Rolls-Royce dealers in the U.S. are doing a better job at selling the ultra-luxury British car than their counterparts elsewhere in the world, and consequently are getting a larger allotment than originally planned.
Rolls-Royce is on track to sell 500 cars in the U.S. this year, a spokesman says. The company's target was originally 400 units, but because other Rolls-Royce markets are lagging the U.S. is getting a greater supply.
The North American market was budgeted to sell 40% of the vehicles produced at a plant in Goodwood, England, but U.S. dealers are now expected to sell 60% of the plant's output this year, says the spokesman. Goodwood has a capacity of 1,000 units, but won't build that many this year, the spokesman says, because of the slack demand outside of the U.S.
Brian Miller, proprietor of Manhattan Motorcars here, says his dealership is on pace to sell about 50 Rolls-Royce cars this year. His original target was 20-30. “The big money is still out there,” Miller says.
Manhattan Motorcars specializes in selling super premium cars. It is also a Bentley dealer, but business in that brand's pricier models hasn't been good this year. Miller attributes this to slow production of these cars at the company's plant in Crewe, England.
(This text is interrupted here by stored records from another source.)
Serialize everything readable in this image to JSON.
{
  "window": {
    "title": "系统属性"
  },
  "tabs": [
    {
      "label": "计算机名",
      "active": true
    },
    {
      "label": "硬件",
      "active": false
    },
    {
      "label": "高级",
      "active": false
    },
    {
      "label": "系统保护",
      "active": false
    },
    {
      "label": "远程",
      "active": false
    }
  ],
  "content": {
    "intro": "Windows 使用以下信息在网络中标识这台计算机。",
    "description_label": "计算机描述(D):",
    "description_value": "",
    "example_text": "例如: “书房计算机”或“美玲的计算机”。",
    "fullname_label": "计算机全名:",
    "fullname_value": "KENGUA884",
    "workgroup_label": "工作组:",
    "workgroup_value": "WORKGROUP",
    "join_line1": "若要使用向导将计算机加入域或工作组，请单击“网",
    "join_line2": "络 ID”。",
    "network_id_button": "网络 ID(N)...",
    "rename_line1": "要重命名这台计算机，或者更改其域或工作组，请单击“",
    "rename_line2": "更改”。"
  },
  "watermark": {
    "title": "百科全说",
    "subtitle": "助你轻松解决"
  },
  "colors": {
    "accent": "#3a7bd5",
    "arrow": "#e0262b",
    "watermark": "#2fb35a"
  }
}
Crewe has been focusing on assembling the new Bentley GT Coupe, “which is selling as quick as we can get them,” Miller says. Average transaction prices for the GT have been ranging between $30,000-$40,000 over MSRP, he says. “I've been buying them at $25,000 over list (price) for customers.” He says the waiting list for GTs is about 18 months.